What is being asked: Could you print the full listing below, keeping each line identical?

Extracted material:
|---|

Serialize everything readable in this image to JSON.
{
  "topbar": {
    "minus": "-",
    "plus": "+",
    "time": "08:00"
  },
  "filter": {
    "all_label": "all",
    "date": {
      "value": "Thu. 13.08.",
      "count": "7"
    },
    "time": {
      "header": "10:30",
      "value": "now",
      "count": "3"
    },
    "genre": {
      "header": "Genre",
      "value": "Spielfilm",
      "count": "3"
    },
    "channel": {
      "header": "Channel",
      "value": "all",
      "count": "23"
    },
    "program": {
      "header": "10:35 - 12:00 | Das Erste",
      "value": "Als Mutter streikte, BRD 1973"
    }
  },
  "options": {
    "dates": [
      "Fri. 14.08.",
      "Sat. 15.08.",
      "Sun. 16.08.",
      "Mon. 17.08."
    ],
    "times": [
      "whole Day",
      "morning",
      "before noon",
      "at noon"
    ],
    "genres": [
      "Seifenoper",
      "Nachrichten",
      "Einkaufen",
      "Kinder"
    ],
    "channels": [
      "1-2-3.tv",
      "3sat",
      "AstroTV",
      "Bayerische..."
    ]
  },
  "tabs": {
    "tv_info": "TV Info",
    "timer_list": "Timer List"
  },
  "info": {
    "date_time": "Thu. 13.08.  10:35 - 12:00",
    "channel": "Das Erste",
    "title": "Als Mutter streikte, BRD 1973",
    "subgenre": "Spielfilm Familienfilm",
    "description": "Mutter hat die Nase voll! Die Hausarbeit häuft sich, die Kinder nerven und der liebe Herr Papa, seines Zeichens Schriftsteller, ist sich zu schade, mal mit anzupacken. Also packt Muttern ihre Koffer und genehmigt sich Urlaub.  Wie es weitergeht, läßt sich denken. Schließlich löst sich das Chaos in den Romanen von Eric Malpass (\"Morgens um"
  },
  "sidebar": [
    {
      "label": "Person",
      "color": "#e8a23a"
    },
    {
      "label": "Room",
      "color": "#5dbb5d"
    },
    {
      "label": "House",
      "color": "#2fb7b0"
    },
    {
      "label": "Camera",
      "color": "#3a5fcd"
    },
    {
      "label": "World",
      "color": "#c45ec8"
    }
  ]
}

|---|

Task response:
Serialize everything readable in this image to JSON.
{
  "topbar": {
    "minus": "-",
    "plus": "+",
    "time": "08:00"
  },
  "filter": {
    "all_label": "all",
    "date": {
      "value": "Thu. 13.08.",
      "count": "7"
    },
    "time": {
      "header": "10:30",
      "value": "now",
      "count": "3"
    },
    "genre": {
      "header": "Genre",
      "value": "Spielfilm",
      "count": "3"
    },
    "channel": {
      "header": "Channel",
      "value": "all",
      "count": "23"
    },
    "program": {
      "header": "10:35 - 12:00 | Das Erste",
      "value": "Als Mutter streikte, BRD 1973"
    }
  },
  "options": {
    "dates": [
      "Fri. 14.08.",
      "Sat. 15.08.",
      "Sun. 16.08.",
      "Mon. 17.08."
    ],
    "times": [
      "whole Day",
      "morning",
      "before noon",
      "at noon"
    ],
    "genres": [
      "Seifenoper",
      "Nachrichten",
      "Einkaufen",
      "Kinder"
    ],
    "channels": [
      "1-2-3.tv",
      "3sat",
      "AstroTV",
      "Bayerische..."
    ]
  },
  "tabs": {
    "tv_info": "TV Info",
    "timer_list": "Timer List"
  },
  "info": {
    "date_time": "Thu. 13.08.  10:35 - 12:00",
    "channel": "Das Erste",
    "title": "Als Mutter streikte, BRD 1973",
    "subgenre": "Spielfilm Familienfilm",
    "description": "Mutter hat die Nase voll! Die Hausarbeit häuft sich, die Kinder nerven und der liebe Herr Papa, seines Zeichens Schriftsteller, ist sich zu schade, mal mit anzupacken. Also packt Muttern ihre Koffer und genehmigt sich Urlaub.  Wie es weitergeht, läßt sich denken. Schließlich löst sich das Chaos in den Romanen von Eric Malpass (\"Morgens um"
  },
  "sidebar": [
    {
      "label": "Person",
      "color": "#e8a23a"
    },
    {
      "label": "Room",
      "color": "#5dbb5d"
    },
    {
      "label": "House",
      "color": "#2fb7b0"
    },
    {
      "label": "Camera",
      "color": "#3a5fcd"
    },
    {
      "label": "World",
      "color": "#c45ec8"
    }
  ]
}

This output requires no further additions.